Man’s life has never been the same since the first caveman placed a log on the ground and saw it makes moving loads easier when placed over it. That idea has remained pretty much the same, with the only thing changing is where it is being used.
Well, it is time that idea changed. There is a group of researchers that have come up with a shape-shifting wheel. A wheel that transforms into rectangular-shaped tracks when needed, and then changes back a circular wheel; all at the push of a button.
As it works out, when changed into tracks, the wheels give the vehicle more stability especially when driving down a hill, and trying to find the safest route.

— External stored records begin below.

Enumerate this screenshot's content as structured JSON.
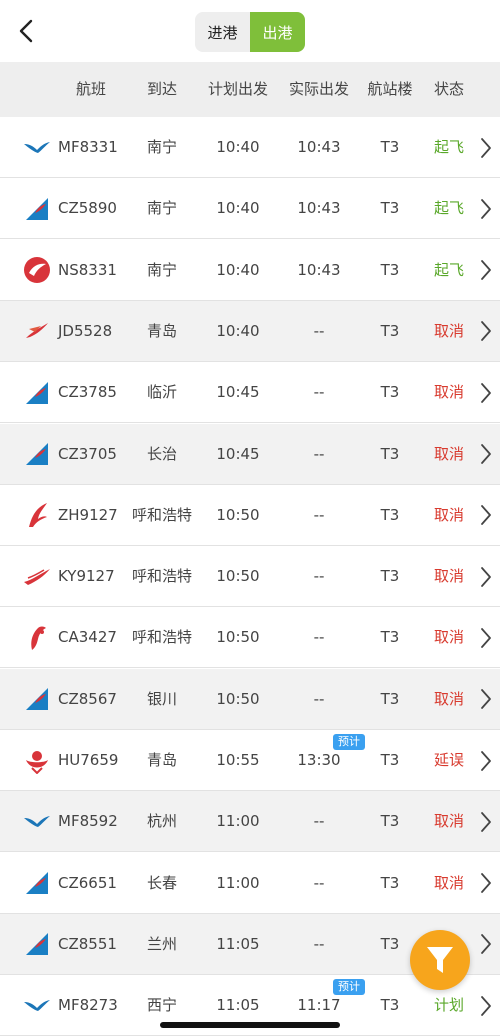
{
  "tabs": {
    "arrivals": "进港",
    "departures": "出港"
  },
  "header": {
    "flight": "航班",
    "dest": "到达",
    "plan": "计划出发",
    "actual": "实际出发",
    "terminal": "航站楼",
    "status": "状态"
  },
  "colors": {
    "accent": "#7fbf3a",
    "departed": "#5aa82a",
    "cancelled": "#d83a2e",
    "fab": "#f7a51c",
    "tag": "#3aa0f0"
  },
  "rows": [
    {
      "airline": "xiamen",
      "flight": "MF8331",
      "dest": "南宁",
      "plan": "10:40",
      "actual": "10:43",
      "terminal": "T3",
      "status": "起飞",
      "tag": ""
    },
    {
      "airline": "china-southern",
      "flight": "CZ5890",
      "dest": "南宁",
      "plan": "10:40",
      "actual": "10:43",
      "terminal": "T3",
      "status": "起飞",
      "tag": ""
    },
    {
      "airline": "hebei",
      "flight": "NS8331",
      "dest": "南宁",
      "plan": "10:40",
      "actual": "10:43",
      "terminal": "T3",
      "status": "起飞",
      "tag": ""
    },
    {
      "airline": "juneyao",
      "flight": "JD5528",
      "dest": "青岛",
      "plan": "10:40",
      "actual": "--",
      "terminal": "T3",
      "status": "取消",
      "tag": ""
    },
    {
      "airline": "china-southern",
      "flight": "CZ3785",
      "dest": "临沂",
      "plan": "10:45",
      "actual": "--",
      "terminal": "T3",
      "status": "取消",
      "tag": ""
    },
    {
      "airline": "china-southern",
      "flight": "CZ3705",
      "dest": "长治",
      "plan": "10:45",
      "actual": "--",
      "terminal": "T3",
      "status": "取消",
      "tag": ""
    },
    {
      "airline": "shenzhen",
      "flight": "ZH9127",
      "dest": "呼和浩特",
      "plan": "10:50",
      "actual": "--",
      "terminal": "T3",
      "status": "取消",
      "tag": ""
    },
    {
      "airline": "kunming",
      "flight": "KY9127",
      "dest": "呼和浩特",
      "plan": "10:50",
      "actual": "--",
      "terminal": "T3",
      "status": "取消",
      "tag": ""
    },
    {
      "airline": "air-china",
      "flight": "CA3427",
      "dest": "呼和浩特",
      "plan": "10:50",
      "actual": "--",
      "terminal": "T3",
      "status": "取消",
      "tag": ""
    },
    {
      "airline": "china-southern",
      "flight": "CZ8567",
      "dest": "银川",
      "plan": "10:50",
      "actual": "--",
      "terminal": "T3",
      "status": "取消",
      "tag": ""
    },
    {
      "airline": "hainan",
      "flight": "HU7659",
      "dest": "青岛",
      "plan": "10:55",
      "actual": "13:30",
      "terminal": "T3",
      "status": "延误",
      "tag": "预计"
    },
    {
      "airline": "xiamen",
      "flight": "MF8592",
      "dest": "杭州",
      "plan": "11:00",
      "actual": "--",
      "terminal": "T3",
      "status": "取消",
      "tag": ""
    },
    {
      "airline": "china-southern",
      "flight": "CZ6651",
      "dest": "长春",
      "plan": "11:00",
      "actual": "--",
      "terminal": "T3",
      "status": "取消",
      "tag": ""
    },
    {
      "airline": "china-southern",
      "flight": "CZ8551",
      "dest": "兰州",
      "plan": "11:05",
      "actual": "--",
      "terminal": "T3",
      "status": "",
      "tag": ""
    },
    {
      "airline": "xiamen",
      "flight": "MF8273",
      "dest": "西宁",
      "plan": "11:05",
      "actual": "11:17",
      "terminal": "T3",
      "status": "计划",
      "tag": "预计"
    }
  ]
}
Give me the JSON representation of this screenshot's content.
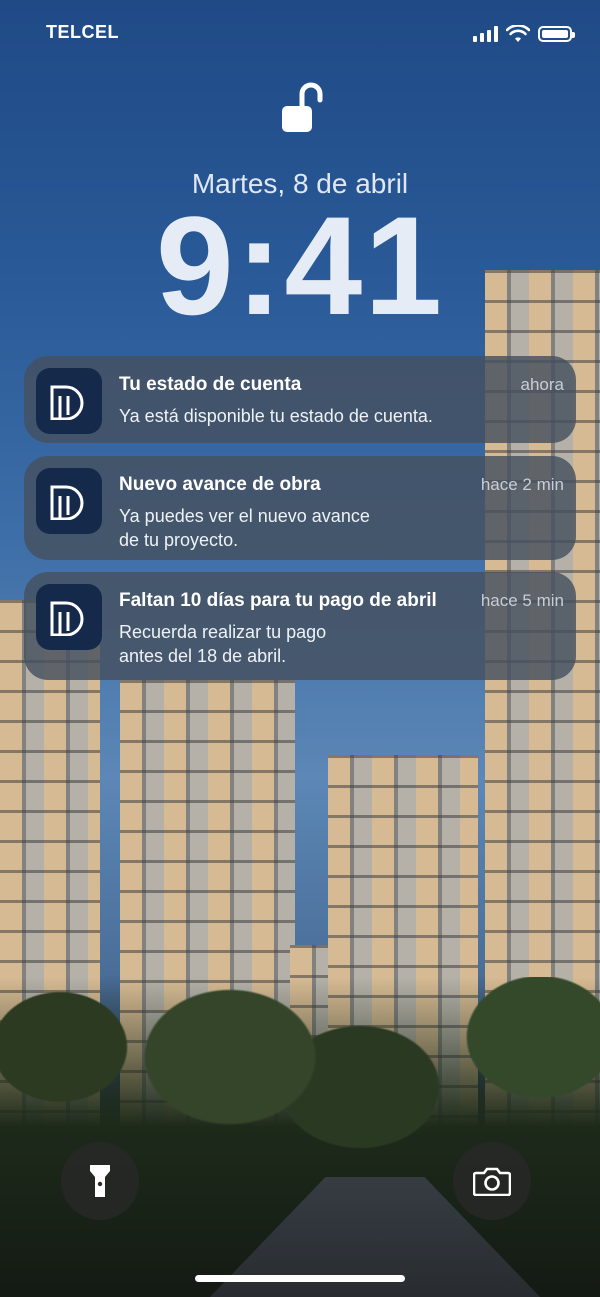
{
  "status_bar": {
    "carrier": "TELCEL",
    "signal_icon": "cellular-signal-icon",
    "wifi_icon": "wifi-icon",
    "battery_icon": "battery-icon"
  },
  "lockscreen": {
    "lock_icon": "unlocked-padlock-icon",
    "date": "Martes, 8 de abril",
    "time": "9:41"
  },
  "notifications": [
    {
      "title": "Tu estado de cuenta",
      "time": "ahora",
      "body": "Ya está disponible tu estado de cuenta.",
      "icon": "app-logo-icon"
    },
    {
      "title": "Nuevo avance de obra",
      "time": "hace 2 min",
      "body_line1": "Ya puedes ver el nuevo avance",
      "body_line2": "de tu proyecto.",
      "icon": "app-logo-icon"
    },
    {
      "title": "Faltan 10 días para tu pago de abril",
      "time": "hace 5 min",
      "body_line1": "Recuerda realizar tu pago",
      "body_line2": "antes del 18 de abril.",
      "icon": "app-logo-icon"
    }
  ],
  "controls": {
    "flashlight": "flashlight-icon",
    "camera": "camera-icon"
  },
  "colors": {
    "app_icon_bg": "#152a4a",
    "notification_bg": "#46505f",
    "text": "#ffffff"
  }
}
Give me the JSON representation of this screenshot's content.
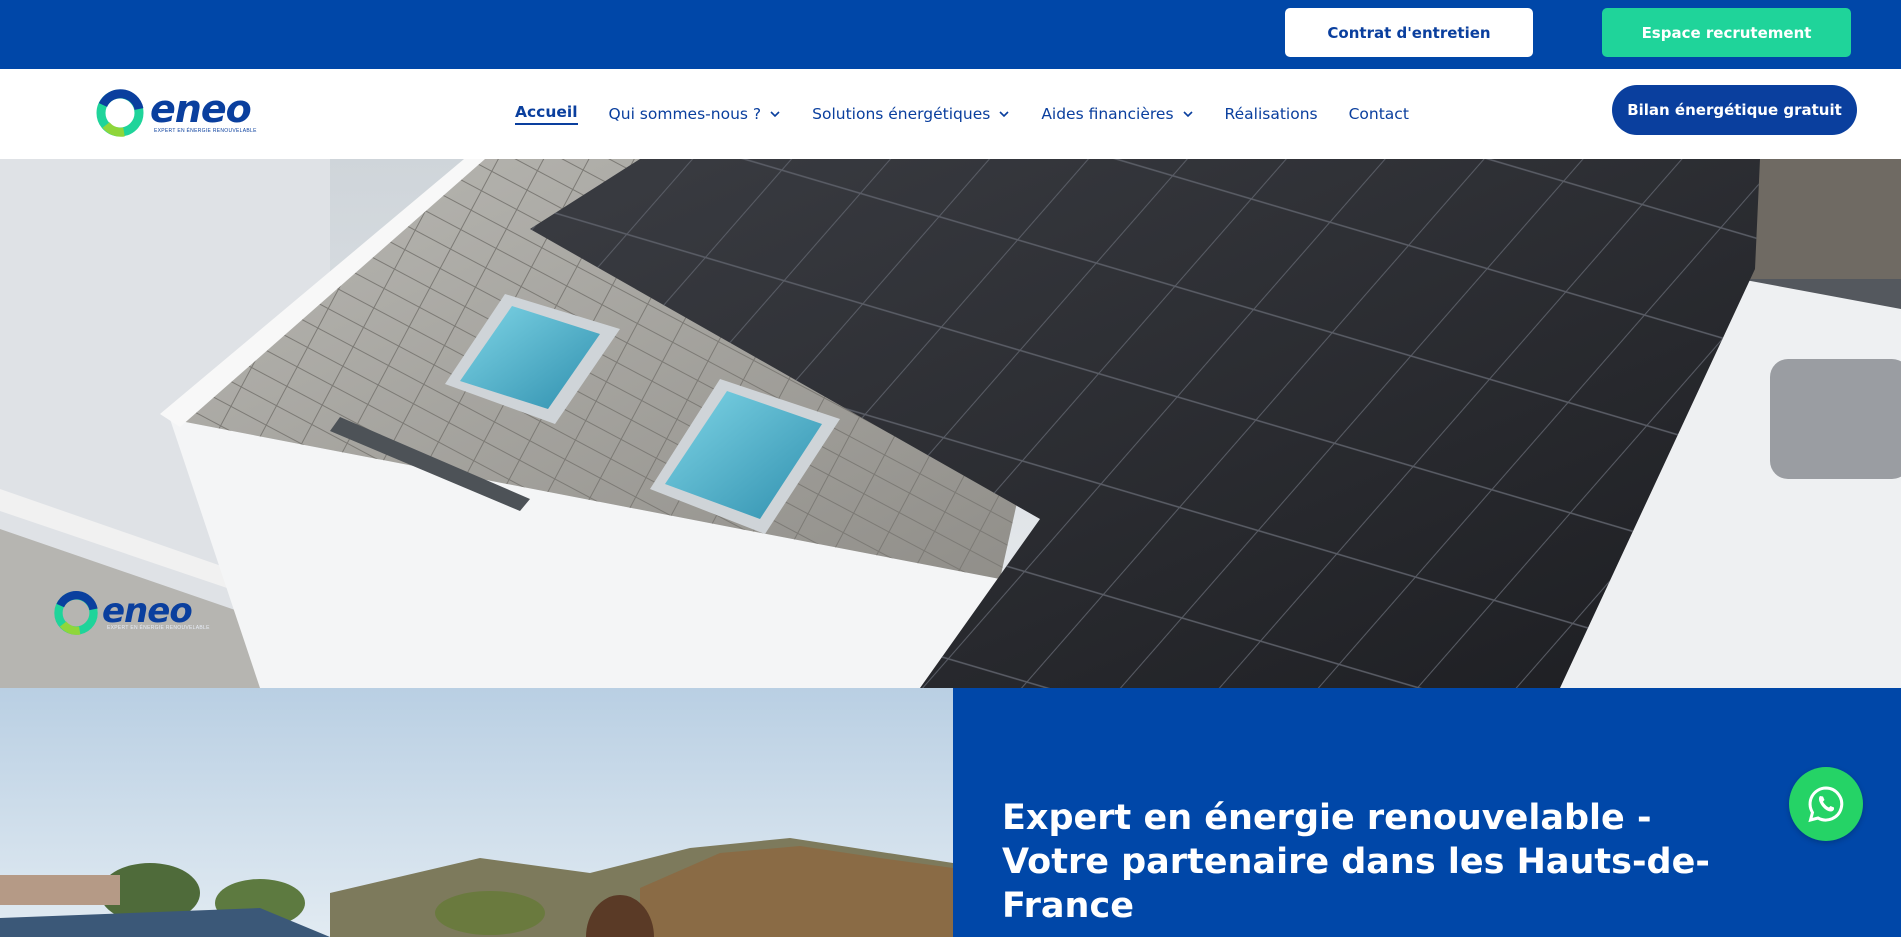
{
  "topbar": {
    "contrat_label": "Contrat d'entretien",
    "recrutement_label": "Espace recrutement"
  },
  "header": {
    "logo_text": "eneo",
    "logo_tagline": "EXPERT EN ÉNERGIE RENOUVELABLE",
    "nav": [
      {
        "label": "Accueil",
        "active": true,
        "dropdown": false
      },
      {
        "label": "Qui sommes-nous ?",
        "active": false,
        "dropdown": true
      },
      {
        "label": "Solutions énergétiques",
        "active": false,
        "dropdown": true
      },
      {
        "label": "Aides financières",
        "active": false,
        "dropdown": true
      },
      {
        "label": "Réalisations",
        "active": false,
        "dropdown": false
      },
      {
        "label": "Contact",
        "active": false,
        "dropdown": false
      }
    ],
    "cta_label": "Bilan énergétique gratuit"
  },
  "hero": {
    "logo_text": "eneo",
    "logo_tagline": "EXPERT EN ÉNERGIE RENOUVELABLE"
  },
  "intro": {
    "headline": "Expert en énergie renouvelable - Votre partenaire dans les Hauts-de-France"
  },
  "icons": {
    "whatsapp": "whatsapp-icon",
    "chevron": "chevron-down-icon"
  },
  "colors": {
    "primary_blue": "#0047a8",
    "brand_navy": "#0a3f9e",
    "accent_green": "#1fd49a",
    "whatsapp_green": "#25d366"
  }
}
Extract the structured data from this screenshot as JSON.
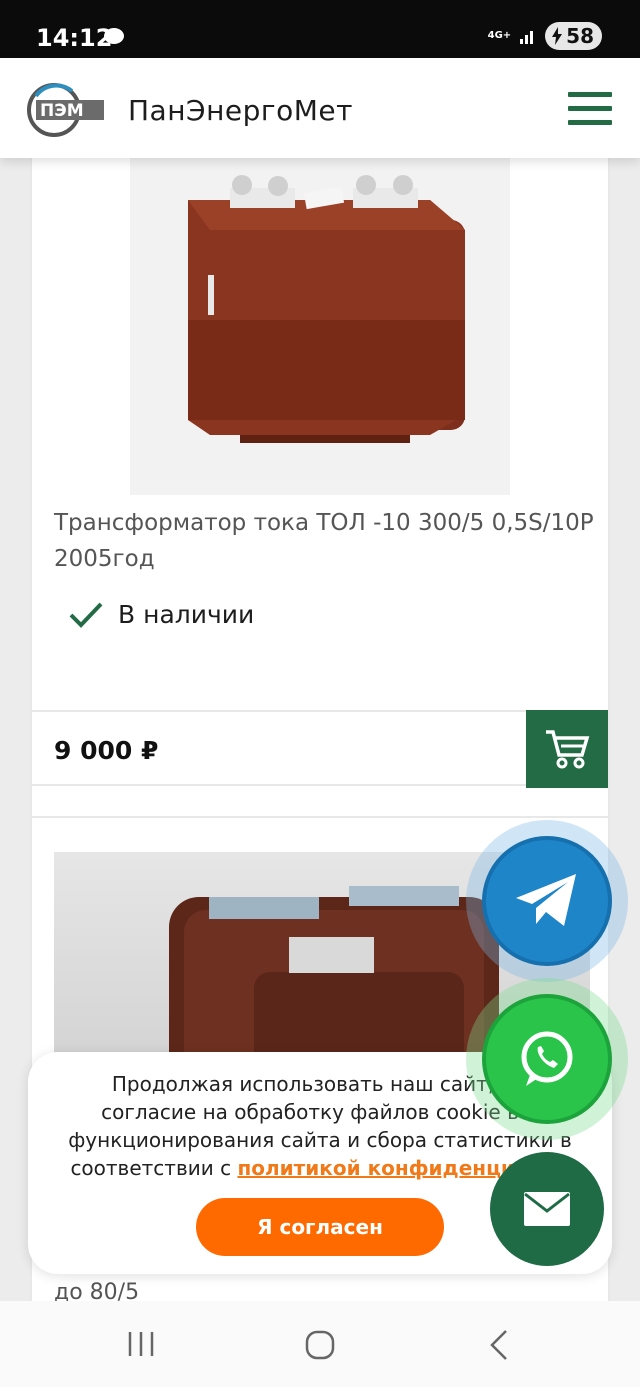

The researchers say this wheel could change our expectation of the terrain vehicles can drive through.
The researchers from the Carnegie Mellon University’s National Robotics Engineering Center were funded by U.S.’ Defense Advanced Research Project Agency (DARPA). The researchers partnered with DARPA under the program dubbed Ground X-Vehicle Technologies (GXV-T).
Enabling the driver to drive at high speed on roads, and continue driving through diverse off-road terrain using the tracks.
During testing, the vehicle equipped with these re-invented wheels changed from wheel mode to track mode at speeds of 12 mph, and the reverse in 25 mph. While in wheel mode, the vehicle achieved speeds of 50 mph, while in track mode it moved at 30 mph.
“This shape-changing locomotion technology could enable vehicle to tackle a wide array of terrains at surprising speed,” said Dimi Apostolopoulos, a CMU Robotics Institute senior systems scientist who led the project at NREC.
“Based on the testing we’ve done so far, we would expect such a vehicle to do amazing things.”
The end goal of re-inventing the wheel is to make military vehicles highly maneuverable during a combat situation, thus less reliance on armor since they can quickly get out of danger.
How does the Track Wheels functions
The researches say the transforming wheels work by changing the surface area of the tyre in contact with the ground based on the terrain. When on a smooth surface, it reduces the surface area of the contact patch and thus able to achieve higher speeds.
When the terrain changes and becomes unfavorable (off road) the wheel increases the surface area of the contact patch for maximum traction. It then works like a snowshoe and thus the vehicle is able to move over soft grounds (soft soil, ground filled with snow) much more effectively than on a spinning circular wheel.
The researchers also see a wide array of application in the general civilian population. They identified vehicles used in forestry, construction, mining, and heavy equipment as potential candidates to benefit from this technology.
This group of researchers is definitely not the first to reinvent the wheel. However, they are the first one to come up with a prototype that don’t require the driver to first stop the vehicle before shifting the wheels from one mode to another. That feature can be critical especially during combat situation where the driver always need fast maneuverability.